Utility Workers — Pre-Job Briefings
What’s at Stake?
Failure to identify job hazards is a major concern for utility workers. If an employee doesn’t know the dangers involved in their job, they won’t be able to protect against them. Employee failure to identify and grasp jobsite hazards has led to numerous electrical utility accidents. Before ever stepping foot on a work site, employees need to know what hazards exist and what steps to take to reduce the risk of accident and injury. Job briefings help you plan your work and ensure employee safety, protect equipment, and protect the public from whatever could go wrong. They are delivered by a senior person on the site such as a supervisor, project manager or site foreman.

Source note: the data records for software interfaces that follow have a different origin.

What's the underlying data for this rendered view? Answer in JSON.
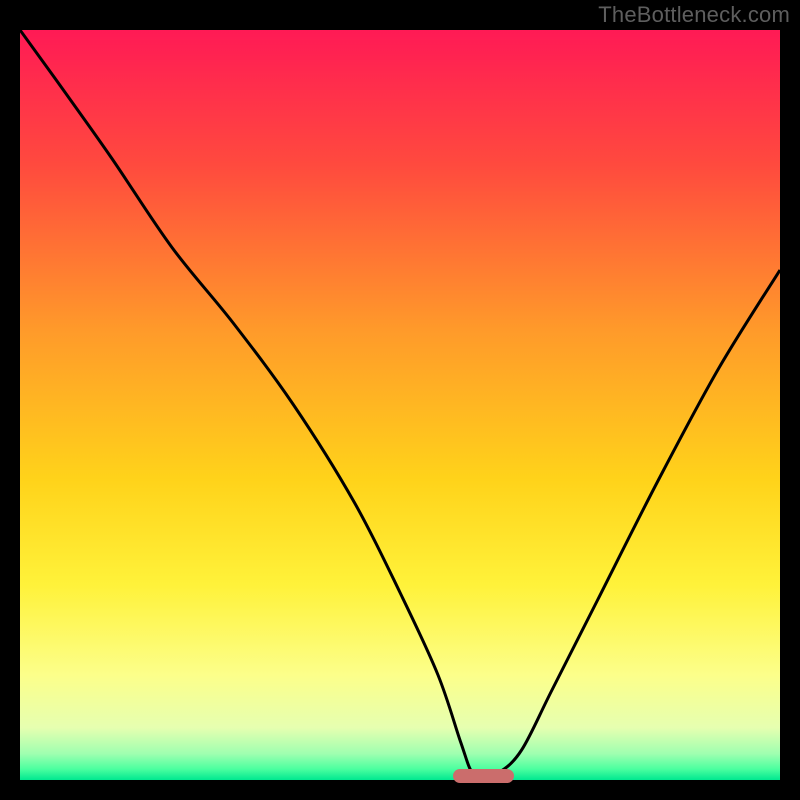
{
  "watermark": "TheBottleneck.com",
  "chart_data": {
    "type": "line",
    "title": "",
    "xlabel": "",
    "ylabel": "",
    "xlim": [
      0,
      100
    ],
    "ylim": [
      0,
      100
    ],
    "grid": false,
    "legend": false,
    "gradient_stops": [
      {
        "offset": 0,
        "color": "#ff1a55"
      },
      {
        "offset": 0.18,
        "color": "#ff4a3e"
      },
      {
        "offset": 0.4,
        "color": "#ff9a2a"
      },
      {
        "offset": 0.6,
        "color": "#ffd31a"
      },
      {
        "offset": 0.74,
        "color": "#fff23a"
      },
      {
        "offset": 0.86,
        "color": "#fcff8a"
      },
      {
        "offset": 0.93,
        "color": "#e6ffb0"
      },
      {
        "offset": 0.965,
        "color": "#9fffb0"
      },
      {
        "offset": 0.985,
        "color": "#4dffa0"
      },
      {
        "offset": 1.0,
        "color": "#00e890"
      }
    ],
    "series": [
      {
        "name": "bottleneck-curve",
        "color": "#000000",
        "x": [
          0,
          5,
          12,
          20,
          28,
          36,
          44,
          50,
          55,
          58,
          59.5,
          61,
          63,
          66,
          70,
          76,
          84,
          92,
          100
        ],
        "y": [
          100,
          93,
          83,
          71,
          61,
          50,
          37,
          25,
          14,
          5,
          1,
          1,
          1,
          4,
          12,
          24,
          40,
          55,
          68
        ]
      }
    ],
    "marker": {
      "x_start": 57,
      "x_end": 65,
      "y": 0.5,
      "color": "#cb6d6c"
    }
  }
}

What’s the Danger?
Even the most experienced utility workers need regular reminders of what hazards are around them. The best way to keep them aware of hazards is to start EVERY day with a pre-job briefing. Many regulatory agencies require at least one briefing before each work day or shift. Additional briefings are needed if any “significant changes” that might affect employees’ safety occur. An employee who is working alone is not normally required to conduct a job briefing. Even so, an employer must make sure tasks are planned out, just “as if” a briefing had been required. A supervisor should brief the employee on hazards, work procedures, and safety measures.
How to Protect Yourself
1. Start by knowing what to expect from a pre-job briefing:
o Discussion of hazards associated with the job
o Be reminded where hazard management plans are kept.
o Supervisor completes checklist.
o Be told the Minimum Approach Distances (MAD) for unprotected parts of the body.
o Discuss “Extended Reach”
o The presence of any hazardous substances highlighted.
o Other dangers, such as: high air pressure; high water pressure; pressurized chemical injection systems; steam pressure; heat.
2. Review of hazard management plans
o What is to be done and in what sequence.
o How it is to be done and by whom.
o Possible hazards and how they are to be addressed.
o The status of energy sources.
o PPE requirements.
o All changes in procedure and scope of the work.
3. How to deal with significant changes
o Different kinds of tasks on the same shift.
o New personnel or spectators.
o Changing weather.
o Significant delays (e.g., interrupting work for a trouble call, then resuming).
o Changing scope of work.
o Unexpected complications, hazards, malfunctions, or distractions.
4. To be brief or not to be
o Short briefings are needed for: daily updates; routine work; employees’ training and experience are adequate to recognize and avoid hazards.
o Extensive briefings are needed for: complicated or hazardous work; employees who might not have the experience to recognize and avoid hazards.
5. Remember these meetings are for you and your safety
o Get involved in the briefing, don’t just listen.
o Make suggestions about how to stay safe.
o Raise health & safety concerns.
Pre-job briefings are an essential way to keep utility workers safe. It is vital that you pay close attention, no matter how experienced you are or how often you have attended such meetings.